------ Working data

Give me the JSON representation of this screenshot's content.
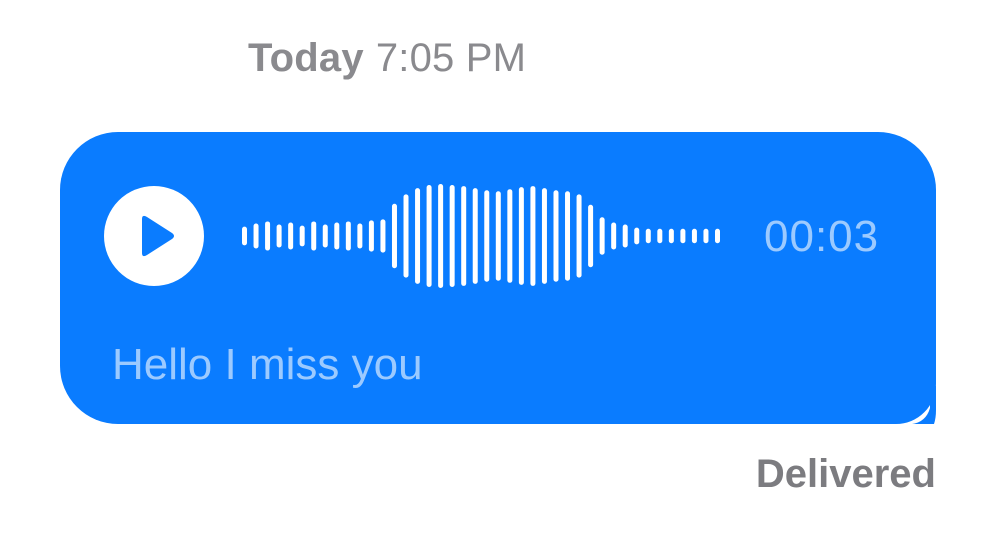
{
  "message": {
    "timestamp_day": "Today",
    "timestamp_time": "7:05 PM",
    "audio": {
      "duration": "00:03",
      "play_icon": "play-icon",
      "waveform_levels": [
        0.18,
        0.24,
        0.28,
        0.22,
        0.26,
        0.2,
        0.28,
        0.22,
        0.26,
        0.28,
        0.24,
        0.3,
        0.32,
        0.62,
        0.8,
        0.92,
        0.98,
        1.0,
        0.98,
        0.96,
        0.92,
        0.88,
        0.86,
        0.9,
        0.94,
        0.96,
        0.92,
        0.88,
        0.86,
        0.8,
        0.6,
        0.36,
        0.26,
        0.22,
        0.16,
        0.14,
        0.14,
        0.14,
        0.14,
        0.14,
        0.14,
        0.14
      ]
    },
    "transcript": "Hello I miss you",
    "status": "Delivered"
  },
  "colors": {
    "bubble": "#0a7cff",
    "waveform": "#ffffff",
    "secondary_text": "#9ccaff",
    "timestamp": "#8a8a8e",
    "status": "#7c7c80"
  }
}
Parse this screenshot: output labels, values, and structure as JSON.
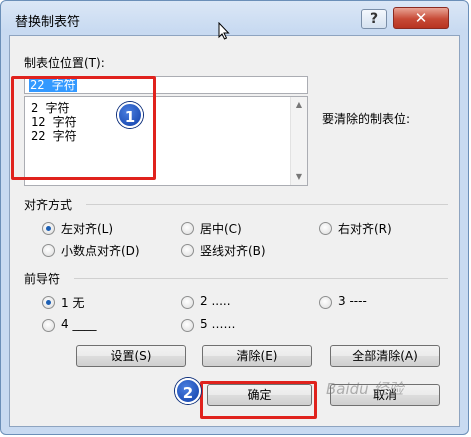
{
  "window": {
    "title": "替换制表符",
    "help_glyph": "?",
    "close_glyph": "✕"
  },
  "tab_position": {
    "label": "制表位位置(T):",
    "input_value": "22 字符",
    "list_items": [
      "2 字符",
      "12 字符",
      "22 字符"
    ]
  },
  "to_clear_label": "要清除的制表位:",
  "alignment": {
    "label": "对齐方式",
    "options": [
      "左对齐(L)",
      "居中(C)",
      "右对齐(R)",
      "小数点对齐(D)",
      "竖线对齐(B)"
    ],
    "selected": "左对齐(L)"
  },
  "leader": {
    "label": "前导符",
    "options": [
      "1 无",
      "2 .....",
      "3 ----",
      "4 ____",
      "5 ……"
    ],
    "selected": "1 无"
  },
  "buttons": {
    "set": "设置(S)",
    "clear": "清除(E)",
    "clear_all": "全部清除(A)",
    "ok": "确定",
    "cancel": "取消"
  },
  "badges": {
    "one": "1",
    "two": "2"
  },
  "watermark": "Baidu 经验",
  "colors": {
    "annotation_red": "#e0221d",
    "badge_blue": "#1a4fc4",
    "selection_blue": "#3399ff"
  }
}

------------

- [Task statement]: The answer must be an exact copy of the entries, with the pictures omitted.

- [Exercise solution]:
Give me the JSON representation of this screenshot's content.
{
  "message": {
    "timestamp_day": "Today",
    "timestamp_time": "7:05 PM",
    "audio": {
      "duration": "00:03",
      "play_icon": "play-icon",
      "waveform_levels": [
        0.18,
        0.24,
        0.28,
        0.22,
        0.26,
        0.2,
        0.28,
        0.22,
        0.26,
        0.28,
        0.24,
        0.3,
        0.32,
        0.62,
        0.8,
        0.92,
        0.98,
        1.0,
        0.98,
        0.96,
        0.92,
        0.88,
        0.86,
        0.9,
        0.94,
        0.96,
        0.92,
        0.88,
        0.86,
        0.8,
        0.6,
        0.36,
        0.26,
        0.22,
        0.16,
        0.14,
        0.14,
        0.14,
        0.14,
        0.14,
        0.14,
        0.14
      ]
    },
    "transcript": "Hello I miss you",
    "status": "Delivered"
  },
  "colors": {
    "bubble": "#0a7cff",
    "waveform": "#ffffff",
    "secondary_text": "#9ccaff",
    "timestamp": "#8a8a8e",
    "status": "#7c7c80"
  }
}
Parse this screenshot: output labels, values, and structure as JSON.
{
  "window": {
    "title": "替换制表符",
    "help_glyph": "?",
    "close_glyph": "✕"
  },
  "tab_position": {
    "label": "制表位位置(T):",
    "input_value": "22 字符",
    "list_items": [
      "2 字符",
      "12 字符",
      "22 字符"
    ]
  },
  "to_clear_label": "要清除的制表位:",
  "alignment": {
    "label": "对齐方式",
    "options": [
      "左对齐(L)",
      "居中(C)",
      "右对齐(R)",
      "小数点对齐(D)",
      "竖线对齐(B)"
    ],
    "selected": "左对齐(L)"
  },
  "leader": {
    "label": "前导符",
    "options": [
      "1 无",
      "2 .....",
      "3 ----",
      "4 ____",
      "5 ……"
    ],
    "selected": "1 无"
  },
  "buttons": {
    "set": "设置(S)",
    "clear": "清除(E)",
    "clear_all": "全部清除(A)",
    "ok": "确定",
    "cancel": "取消"
  },
  "badges": {
    "one": "1",
    "two": "2"
  },
  "watermark": "Baidu 经验",
  "colors": {
    "annotation_red": "#e0221d",
    "badge_blue": "#1a4fc4",
    "selection_blue": "#3399ff"
  }
}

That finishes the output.